When a loved one dies, certain days are harder than others, even years or decades later. Anniversaries seem to be the hardest for many. The anniversary of the day your loved one died being the most significant.
What many people don't realize is that there are many other days that may be just as significant or perhaps, even more so, especially to a parent who has lost a child.
Many people cope with these difficult days through a ritual of remembrance. It may only take a few minutes, or it may be something they devote hours or even an entire day to. It's a way to mark the day as significant. A day to honor your feelings, then and now. A way to honor your loved one and the love you shared.
Today is the 10th anniversary of the day I buried my daughter. Yesterday was the anniversary of her wake. It was on the winter solstice. The solstice will forever be the day we held her calling hours.
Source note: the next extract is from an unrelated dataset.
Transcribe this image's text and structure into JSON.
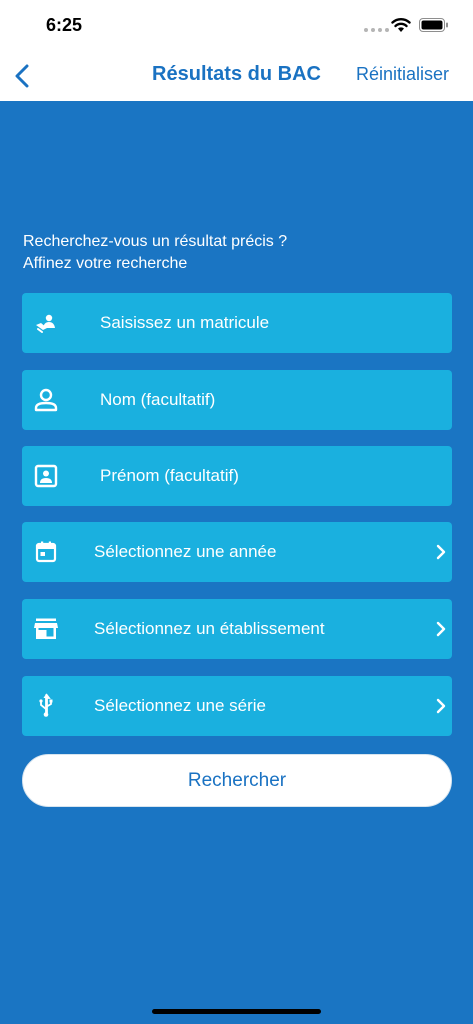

Three days before Christmas will always be the day I buried my little girl.
Not unlike a birth story, death stories need to be told. The ritualistic remembrance is not morbid or bad or a sign of not coping well. Quite the contrary. Grief keeping is healthy. It's a way of saying, "Hey, remember this person? They were significant in my life. Remember this day? This day was also very significant in my life. I want you to remember them and the significance of this day, too."
You'll see a lot of grief keeping at the holidays. People posting messages to or about loved ones who have passed on, saying they miss them and love them. People posting photos of their loved one who has died. Remembrances of wonderful times they had together. Even remembrances of the times that were not so wonderful. I think this is a beautiful and healthy way to cope with your grief.
Below is a keepsake I've had for ten years. Every year, one this day, I watch it. The photos were taken by a friend at my request during Meghan's services. I never even noticed her presence. Others thought I was nuts to ask her or that she was nuts for doing it.
So many people want to help the newly bereaved. So many offer "If there is anything I can do..." This was one of the very few things I ever asked directly for. I'm so, so glad I had the courage and presence of mind to ask her to do it. It was a last minute decision. I don't regret anything about it.
She put together the slide show/video of her photos to the song Visitor from Heaven by Twila Paris. The same song was played at Meggie's funeral. It was written about the death of a child as I understand. Little did I realize at the time how grateful I would be for these photos and this keepsake. Especially all these years later. It is beautiful and powerful. I've included it below. I encourage you to watch it and listen to the words of the song. It is absolutely beautiful and so perfect for a child's memorial.
For what I notice now is not only the pain and sadness on our faces, but more remarkably, the love. I can almost feel it. Still. After a decade. Through the photos. The energy was powerful then. It is powerful today. Love...
I have an accompanying scrapbook I made of these photos, plus ones I took at the funeral home, which I go through every year on this day as well. I initially took the photos for Meghan's twin, who was only 3 at the time she died, and her brother, who was 6. I wasn't sure if they'd remember and I wanted them to have the photos to look at someday if they asked or wanted to. I wanted them to see the people who came. To see their own expressions. To see the love that was shown to us. I had no idea at the time how much it would help me then and all these years later.
The act of scrapbooking the photos was also incredibly healing for me. It was not easy, but I was surrounded by good friends while I worked on it. It helped me process. It helped me heal.
I realize photos or videos like this one may not be for everyone. Making a scrapbook or video slide show of your loved one in any way could be a beautiful, loving, and moving tribute to their life and your love for them. It also makes a wonderful gift for anyone who is bereaved.
May you feel the light and love of your loved ones who have passed on to the next place at the holidays and always. Share your memories, a photo, their name. Share it on social media. Share it with friends and family. Open your heart. Let the love shine!